When the acquisition was announced in June, the funds had about $275-million in assets; when the deal closed two months later, the funds had about $260-million under management. At the end of November the funds were home to about $140-million in assets.
For instance in response to “a most unfortunate and most undesired situation,” the changes include:
• Front Street Investment Management Inc. an affiliate of Front Street Capital and Sprott, will be appointed as co-investment advisors to three funds for at least six months. (The term can be extended.)
The funds are the Front Street Strategic Yield Fund Ltd., the Flatiron Strategic Yield Ltd., and the Sprott Flatiron Yield Trust. Prior to this, the funds — a number of which have suffered major redemptions of late — were managed by Flatiron Capital Management. That firm has now been relieved of its duties.
Some investors are concerned that the new management team lacks the necessary experience to run the funds given that the team at Flatiron was acquired by Sprott as a means of broadening its product base. As well, the Flatiron team has a 12-year track record of strong performance. The new managers are Frank Mersch and Eric Dzuba from Front Street and John Wilson, Scott Colbourne and Michael Craig from Sprott. The newly-merged team is expected to have a different approach to investing. “No one is in love with any stock,” was the message in Monday’s conference call.
Of particular interest is the Front Street Strategic Yield Fund Ltd., a market neutral fund advised by Flatiron on which Front Street was the manager. It was formed “to preserve capital in market downturns and to participate in rising markets,” by investing in convertible debentures and warrants of Canadian issuers as well as merger arbitrage.

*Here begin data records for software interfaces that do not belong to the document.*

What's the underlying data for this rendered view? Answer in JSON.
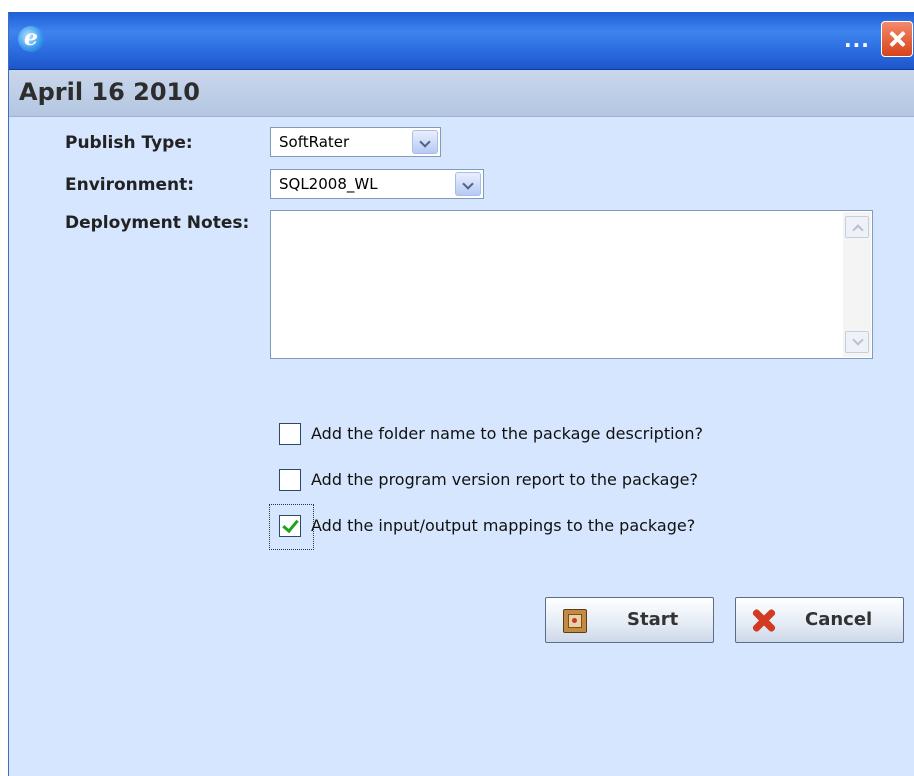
{
  "window": {
    "title_ellipsis": "...",
    "icons": {
      "app": "internet-explorer-icon",
      "close": "close-icon"
    }
  },
  "header": {
    "title": "April 16 2010"
  },
  "form": {
    "publish_type_label": "Publish Type:",
    "publish_type_value": "SoftRater",
    "environment_label": "Environment:",
    "environment_value": "SQL2008_WL",
    "notes_label": "Deployment Notes:",
    "notes_value": ""
  },
  "options": [
    {
      "label": "Add the folder name to the package description?",
      "checked": false
    },
    {
      "label": "Add the program version report to the package?",
      "checked": false
    },
    {
      "label": "Add the input/output mappings to the package?",
      "checked": true
    }
  ],
  "buttons": {
    "start_label": "Start",
    "cancel_label": "Cancel",
    "start_icon": "package-icon",
    "cancel_icon": "red-x-icon"
  },
  "colors": {
    "titlebar": "#2a6be0",
    "panel": "#d6e6ff",
    "header_band": "#b4c6e1",
    "check": "#1fa31f",
    "cancel_x": "#d23a22"
  }
}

Flatiron, which employs top-down macroeconomic and quantitative analysis to execute their investment strategy, posted a net asset value that was down by 31.99% in November. “We are disappointed at Flatiron and at Front Street,” said one frustrated advisor on Monday’s conference call who was critical of the way that investors have been kept informed about developments at the fund. The fund’s NAV was $6.24. One month earlier the NAV was $9.184.
In secondary market trading, the units closed Monday at $6.01.
In a conference call Monday, investors were told that the problems at Flatiron weren’t related to leverage but a series of events — a so-called “perfect storm” caused by liquidity (including a loss on a major investment in Great Basin Gold), which led to a concentration of the securities in the portfolio that eventually caused a withdrawal of bids for the securities.
• One other fund Flatiron Market Neutral LP is being wound up effective Nov. 30. In a release it was said that there will be “no further redemptions or subscriptions in FMN LP will be processed, which Sprott believes will allow for the liquidation of FMN LP’s portfolio securities in a consistent and orderly manner.”
- Sprott Flatiron Convertible Strategies Trust issue cancelled after failing to raise more than $20M (business.financialpost.com)